Minneapolis in April is cold. I mean it. Minneapolis is cold (by my standards) most of the year. My wonderful colleagues came to work in light jackets and shook my hand as they exclaimed how beautiful a day it was, giving my ultra-thick winter jacket a second glance. They warned me “it is going to be down to the 30s today”. Well, that didn’t sound so bad, right? Wrong. They were talking in Fahrenheit. It translated to mean “zero” in Celsius! So, after a day of learning, I walked back to my hotel and looked up to the sky in shock as it started snowing – in April!
This brings me to my favourite discovery in Minneapolis – the skyways. I don’t know how it started and different people I spoke to told me different stories, but many years ago, the people here decided that it was just too cold outside to be walking around. So, when they started building and creating the city, they made sure they had a way to connect one building to another. Hence, “Skyways” were born. Every building has at least one skyway that connects to another building and this goes on. People here know exactly which skyway and which escalator to take to the next skyway. Signs are clearly displayed (they still confused me, though!) and people here walk and live above ground.
It is genius, actually. The skyways are huge glass-enclosed walkways and let in plenty of light during the day. People walk to work in office buildings, they walk to lunch, they walk to get to the train and every building connects. It is an incredibly extensive maze and everything shuts down at 10pm. These skyways are owned and maintained by the respective buildings – not the city – and so when the buildings shut down, these skyways do too.
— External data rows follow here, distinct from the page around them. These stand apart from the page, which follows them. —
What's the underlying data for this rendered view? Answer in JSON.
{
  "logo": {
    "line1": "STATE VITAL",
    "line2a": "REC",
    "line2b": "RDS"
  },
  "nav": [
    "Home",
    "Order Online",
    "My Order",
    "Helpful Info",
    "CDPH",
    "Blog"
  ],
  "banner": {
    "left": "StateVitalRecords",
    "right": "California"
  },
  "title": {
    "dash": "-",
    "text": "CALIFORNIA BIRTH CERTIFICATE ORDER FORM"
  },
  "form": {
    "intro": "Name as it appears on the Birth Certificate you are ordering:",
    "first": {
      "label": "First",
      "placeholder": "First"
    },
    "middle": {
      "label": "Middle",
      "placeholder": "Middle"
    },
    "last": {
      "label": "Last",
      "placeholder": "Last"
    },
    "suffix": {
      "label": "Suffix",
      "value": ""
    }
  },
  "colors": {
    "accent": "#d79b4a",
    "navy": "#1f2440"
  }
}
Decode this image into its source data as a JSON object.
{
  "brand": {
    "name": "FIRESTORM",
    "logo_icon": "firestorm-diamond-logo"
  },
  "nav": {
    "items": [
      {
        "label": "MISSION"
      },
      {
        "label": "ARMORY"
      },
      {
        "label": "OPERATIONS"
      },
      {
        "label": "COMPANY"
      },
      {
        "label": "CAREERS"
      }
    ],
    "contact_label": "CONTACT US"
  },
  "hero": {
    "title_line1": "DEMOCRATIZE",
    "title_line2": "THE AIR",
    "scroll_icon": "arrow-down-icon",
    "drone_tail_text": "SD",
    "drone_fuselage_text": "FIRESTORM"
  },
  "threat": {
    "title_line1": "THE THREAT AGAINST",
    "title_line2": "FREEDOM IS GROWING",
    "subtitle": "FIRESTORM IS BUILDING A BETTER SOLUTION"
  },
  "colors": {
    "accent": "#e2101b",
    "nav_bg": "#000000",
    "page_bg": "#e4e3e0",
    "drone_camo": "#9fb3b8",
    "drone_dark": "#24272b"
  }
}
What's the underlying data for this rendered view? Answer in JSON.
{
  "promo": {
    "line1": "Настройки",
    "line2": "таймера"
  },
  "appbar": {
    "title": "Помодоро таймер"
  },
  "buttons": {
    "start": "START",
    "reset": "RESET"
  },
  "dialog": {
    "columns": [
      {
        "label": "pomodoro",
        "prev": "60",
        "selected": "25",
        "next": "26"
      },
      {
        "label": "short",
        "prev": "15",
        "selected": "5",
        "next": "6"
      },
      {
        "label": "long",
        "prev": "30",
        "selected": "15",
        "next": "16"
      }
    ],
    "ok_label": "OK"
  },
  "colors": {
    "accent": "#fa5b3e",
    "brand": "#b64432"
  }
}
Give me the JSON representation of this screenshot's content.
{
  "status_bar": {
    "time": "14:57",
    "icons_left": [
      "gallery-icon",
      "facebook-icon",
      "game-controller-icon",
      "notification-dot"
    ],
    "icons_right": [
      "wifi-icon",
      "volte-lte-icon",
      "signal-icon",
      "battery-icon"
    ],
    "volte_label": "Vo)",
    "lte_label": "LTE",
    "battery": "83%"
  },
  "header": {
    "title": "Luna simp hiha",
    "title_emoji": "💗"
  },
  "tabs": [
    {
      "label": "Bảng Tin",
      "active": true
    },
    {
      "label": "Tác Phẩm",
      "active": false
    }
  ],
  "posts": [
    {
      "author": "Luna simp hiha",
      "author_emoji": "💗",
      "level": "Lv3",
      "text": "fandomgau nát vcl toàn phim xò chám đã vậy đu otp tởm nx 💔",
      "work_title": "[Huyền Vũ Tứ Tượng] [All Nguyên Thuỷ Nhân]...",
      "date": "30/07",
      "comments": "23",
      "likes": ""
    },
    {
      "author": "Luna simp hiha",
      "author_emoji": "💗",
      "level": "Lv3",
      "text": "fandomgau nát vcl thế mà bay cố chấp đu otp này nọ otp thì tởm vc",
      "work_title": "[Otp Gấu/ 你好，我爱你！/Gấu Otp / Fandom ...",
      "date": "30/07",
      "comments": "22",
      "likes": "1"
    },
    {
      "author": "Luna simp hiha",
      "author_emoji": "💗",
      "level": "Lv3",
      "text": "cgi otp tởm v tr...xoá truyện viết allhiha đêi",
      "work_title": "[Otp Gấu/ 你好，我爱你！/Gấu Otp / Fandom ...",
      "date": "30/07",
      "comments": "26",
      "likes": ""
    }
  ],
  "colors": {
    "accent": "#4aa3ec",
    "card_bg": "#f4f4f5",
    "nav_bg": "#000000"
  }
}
This is when people actually need to walk on the streets.
I walked from my hotel to a bookshop and crossed at least three skyways during this journey. I would look out from the skyways and just take in the view of the city outside. There were more vehicles than people and strangely, it made perfect sense. Everyone was going about their business indoors because they didn’t have to brave the cold temperatures outside. I was fully protected from the cold and I felt absolutely safe. All the buildings I visited had a huge lobby area for people to just sit in and soak in the sun – indoors. I felt like I was visiting another world, a world where people lived above ground. The term “skyway” is perfect for this. The people here live in the sky and for a short period, so did I.
I couldn’t bring home more than memories of these skyways but I gained two wonderful friends in Minneapolis. The people in the city are open, friendly, passionate about the arts and about building relationships and that was very clear to me. They are are genuine individuals, highly educated and well informed of the world outside the USA. My colleagues and friends – Peggy and Jennifer – not only taught me about work but also inspired me to be a better person.
I listened to their comments about life and chuckled at their stories about welcoming visitors from China to their home. I watched a high school play by local teenagers and headed to their home still in a state of shock at the talent I was lucky enough to witness. I enjoyed conversations with a handsome teenager who was well mannered, friendly and extremely entertaining. I bonded with their family members and their pets and told some of my own stories about life in Malaysia.
I insisted that they take me to one of the 10,000 lakes in the state for a walk and watched them giggle at the look on my face as I tried to stop my teeth from chattering in the cold. I let them take me to the Mall of America and rode a roller coaster in one of their indoor amusement parks, thinking to myself “these guys are kids in grown-up suits!” and loving the experience. I visited the Sculpture Garden and experienced a moment in heaven as I closed my eyes and stood there enjoying the music of the wind chimes hanging in the trees.
I know that I will visit again and I know how I will be welcomed. I miss you, dear Sky-People. Please don’t change.